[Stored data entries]
================

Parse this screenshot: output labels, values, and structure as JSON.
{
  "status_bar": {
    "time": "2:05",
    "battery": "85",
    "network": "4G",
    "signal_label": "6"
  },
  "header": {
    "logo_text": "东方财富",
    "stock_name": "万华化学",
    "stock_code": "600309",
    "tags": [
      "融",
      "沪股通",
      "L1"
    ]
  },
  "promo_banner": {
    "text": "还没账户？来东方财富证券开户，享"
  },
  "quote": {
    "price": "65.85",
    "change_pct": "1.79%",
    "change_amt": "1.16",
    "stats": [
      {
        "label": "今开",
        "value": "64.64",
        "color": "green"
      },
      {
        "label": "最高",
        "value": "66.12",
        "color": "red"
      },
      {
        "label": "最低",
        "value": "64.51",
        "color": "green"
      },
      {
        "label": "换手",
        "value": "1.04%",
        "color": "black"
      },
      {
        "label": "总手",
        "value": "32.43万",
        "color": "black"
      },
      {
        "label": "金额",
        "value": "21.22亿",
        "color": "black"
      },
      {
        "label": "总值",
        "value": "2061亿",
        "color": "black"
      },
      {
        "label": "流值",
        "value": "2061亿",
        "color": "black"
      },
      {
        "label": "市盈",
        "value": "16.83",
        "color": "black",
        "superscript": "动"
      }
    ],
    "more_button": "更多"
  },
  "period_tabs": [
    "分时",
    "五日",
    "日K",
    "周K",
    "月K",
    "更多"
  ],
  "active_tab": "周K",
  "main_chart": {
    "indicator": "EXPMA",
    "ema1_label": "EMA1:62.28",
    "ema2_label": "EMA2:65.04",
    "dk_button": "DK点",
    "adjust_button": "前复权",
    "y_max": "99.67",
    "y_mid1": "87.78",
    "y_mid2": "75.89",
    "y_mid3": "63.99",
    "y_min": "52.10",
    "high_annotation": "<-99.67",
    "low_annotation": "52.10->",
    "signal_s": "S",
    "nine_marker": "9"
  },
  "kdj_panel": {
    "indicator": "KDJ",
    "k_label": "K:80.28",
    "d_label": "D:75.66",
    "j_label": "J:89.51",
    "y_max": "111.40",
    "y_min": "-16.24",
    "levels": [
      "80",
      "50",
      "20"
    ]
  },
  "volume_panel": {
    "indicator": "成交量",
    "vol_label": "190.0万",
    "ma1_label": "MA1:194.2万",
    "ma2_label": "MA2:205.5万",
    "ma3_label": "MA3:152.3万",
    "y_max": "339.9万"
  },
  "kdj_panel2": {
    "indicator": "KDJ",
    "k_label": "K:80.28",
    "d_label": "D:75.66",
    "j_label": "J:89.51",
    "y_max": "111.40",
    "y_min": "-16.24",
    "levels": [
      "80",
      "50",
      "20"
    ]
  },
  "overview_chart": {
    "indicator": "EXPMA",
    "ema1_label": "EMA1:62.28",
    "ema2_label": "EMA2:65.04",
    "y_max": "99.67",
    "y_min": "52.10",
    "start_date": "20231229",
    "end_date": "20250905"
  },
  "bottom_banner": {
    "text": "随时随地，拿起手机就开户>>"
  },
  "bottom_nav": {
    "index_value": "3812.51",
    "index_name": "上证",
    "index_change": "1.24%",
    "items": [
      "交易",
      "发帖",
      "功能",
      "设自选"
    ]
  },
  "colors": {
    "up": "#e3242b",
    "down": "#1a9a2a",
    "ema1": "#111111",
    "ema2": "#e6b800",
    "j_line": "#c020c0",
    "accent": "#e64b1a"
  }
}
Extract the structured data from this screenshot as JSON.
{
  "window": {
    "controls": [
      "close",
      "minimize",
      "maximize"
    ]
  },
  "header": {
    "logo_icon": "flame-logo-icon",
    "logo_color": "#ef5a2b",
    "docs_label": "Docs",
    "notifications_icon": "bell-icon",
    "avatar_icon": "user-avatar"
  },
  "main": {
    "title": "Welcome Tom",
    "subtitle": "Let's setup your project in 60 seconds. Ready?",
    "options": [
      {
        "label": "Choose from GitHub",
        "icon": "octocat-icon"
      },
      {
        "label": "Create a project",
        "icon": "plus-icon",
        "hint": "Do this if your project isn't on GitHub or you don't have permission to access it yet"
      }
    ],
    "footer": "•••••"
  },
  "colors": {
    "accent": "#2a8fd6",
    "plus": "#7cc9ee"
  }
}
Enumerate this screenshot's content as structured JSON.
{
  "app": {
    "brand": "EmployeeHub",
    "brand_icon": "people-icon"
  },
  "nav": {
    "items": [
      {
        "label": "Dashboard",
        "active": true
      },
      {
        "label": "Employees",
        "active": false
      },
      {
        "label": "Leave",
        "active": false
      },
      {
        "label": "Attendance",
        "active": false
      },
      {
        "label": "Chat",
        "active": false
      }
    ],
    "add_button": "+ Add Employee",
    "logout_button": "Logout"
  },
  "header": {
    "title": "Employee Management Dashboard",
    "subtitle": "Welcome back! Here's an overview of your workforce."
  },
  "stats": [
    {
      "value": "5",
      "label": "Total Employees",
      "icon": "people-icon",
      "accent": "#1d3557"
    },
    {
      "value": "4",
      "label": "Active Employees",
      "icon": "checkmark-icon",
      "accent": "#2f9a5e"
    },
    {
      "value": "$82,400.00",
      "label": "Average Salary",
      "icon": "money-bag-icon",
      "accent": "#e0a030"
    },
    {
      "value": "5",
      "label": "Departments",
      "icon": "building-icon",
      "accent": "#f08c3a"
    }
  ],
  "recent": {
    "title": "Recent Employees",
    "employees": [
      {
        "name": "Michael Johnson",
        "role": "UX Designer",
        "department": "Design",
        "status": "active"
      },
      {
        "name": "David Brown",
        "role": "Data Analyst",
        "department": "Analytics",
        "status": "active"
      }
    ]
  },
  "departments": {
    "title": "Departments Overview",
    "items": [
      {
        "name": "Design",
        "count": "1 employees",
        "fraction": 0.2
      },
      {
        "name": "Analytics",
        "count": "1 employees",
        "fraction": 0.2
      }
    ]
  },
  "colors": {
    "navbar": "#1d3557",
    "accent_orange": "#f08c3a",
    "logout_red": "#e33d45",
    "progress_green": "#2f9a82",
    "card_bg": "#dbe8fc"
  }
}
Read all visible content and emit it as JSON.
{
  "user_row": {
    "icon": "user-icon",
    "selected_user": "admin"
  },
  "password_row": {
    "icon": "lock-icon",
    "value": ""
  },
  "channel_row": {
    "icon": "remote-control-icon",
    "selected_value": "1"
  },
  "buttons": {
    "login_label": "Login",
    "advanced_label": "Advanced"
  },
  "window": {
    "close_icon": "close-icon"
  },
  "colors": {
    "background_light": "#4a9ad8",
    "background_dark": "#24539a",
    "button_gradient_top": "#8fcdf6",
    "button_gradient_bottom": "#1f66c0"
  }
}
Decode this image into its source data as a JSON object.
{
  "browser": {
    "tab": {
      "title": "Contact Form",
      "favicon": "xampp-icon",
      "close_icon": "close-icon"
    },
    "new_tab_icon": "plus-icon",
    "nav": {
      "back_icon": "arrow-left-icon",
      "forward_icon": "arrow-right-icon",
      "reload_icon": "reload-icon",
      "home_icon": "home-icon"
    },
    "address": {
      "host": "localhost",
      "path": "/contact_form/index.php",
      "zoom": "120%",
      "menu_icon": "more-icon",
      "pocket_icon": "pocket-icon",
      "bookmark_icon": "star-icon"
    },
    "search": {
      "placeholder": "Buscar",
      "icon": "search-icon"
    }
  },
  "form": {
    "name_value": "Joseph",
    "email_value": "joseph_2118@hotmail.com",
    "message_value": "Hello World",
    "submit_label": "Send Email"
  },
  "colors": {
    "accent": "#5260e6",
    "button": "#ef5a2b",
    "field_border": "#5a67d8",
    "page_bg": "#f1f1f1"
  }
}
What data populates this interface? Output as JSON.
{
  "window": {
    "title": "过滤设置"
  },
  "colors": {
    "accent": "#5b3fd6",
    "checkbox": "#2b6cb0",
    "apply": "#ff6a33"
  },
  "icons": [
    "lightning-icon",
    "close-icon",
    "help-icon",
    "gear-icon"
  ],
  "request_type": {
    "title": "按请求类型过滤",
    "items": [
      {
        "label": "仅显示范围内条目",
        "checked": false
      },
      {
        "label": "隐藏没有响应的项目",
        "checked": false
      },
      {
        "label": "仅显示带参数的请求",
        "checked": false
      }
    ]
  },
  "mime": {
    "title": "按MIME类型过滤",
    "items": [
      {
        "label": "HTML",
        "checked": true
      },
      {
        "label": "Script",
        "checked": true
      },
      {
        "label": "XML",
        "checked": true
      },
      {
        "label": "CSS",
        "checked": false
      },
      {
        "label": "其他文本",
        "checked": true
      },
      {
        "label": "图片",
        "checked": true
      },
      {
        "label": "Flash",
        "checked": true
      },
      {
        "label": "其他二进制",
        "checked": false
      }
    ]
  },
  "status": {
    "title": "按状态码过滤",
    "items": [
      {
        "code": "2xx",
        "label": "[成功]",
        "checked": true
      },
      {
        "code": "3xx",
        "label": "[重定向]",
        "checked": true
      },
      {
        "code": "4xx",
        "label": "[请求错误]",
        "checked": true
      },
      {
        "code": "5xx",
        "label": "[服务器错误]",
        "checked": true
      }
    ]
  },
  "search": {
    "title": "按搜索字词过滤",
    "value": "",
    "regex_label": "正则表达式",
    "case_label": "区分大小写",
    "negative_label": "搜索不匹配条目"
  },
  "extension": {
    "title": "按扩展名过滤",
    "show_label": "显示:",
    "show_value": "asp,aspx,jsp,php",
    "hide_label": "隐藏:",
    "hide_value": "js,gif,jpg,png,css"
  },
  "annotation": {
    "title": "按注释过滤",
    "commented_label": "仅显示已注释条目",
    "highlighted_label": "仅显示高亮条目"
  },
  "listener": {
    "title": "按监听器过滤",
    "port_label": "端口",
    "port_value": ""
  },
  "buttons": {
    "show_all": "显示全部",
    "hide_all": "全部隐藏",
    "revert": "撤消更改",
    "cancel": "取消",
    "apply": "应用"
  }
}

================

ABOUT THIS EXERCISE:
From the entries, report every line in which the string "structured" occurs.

ANSWER TO THIS TASK:
Extract the structured data from this screenshot as JSON.
Enumerate this screenshot's content as structured JSON.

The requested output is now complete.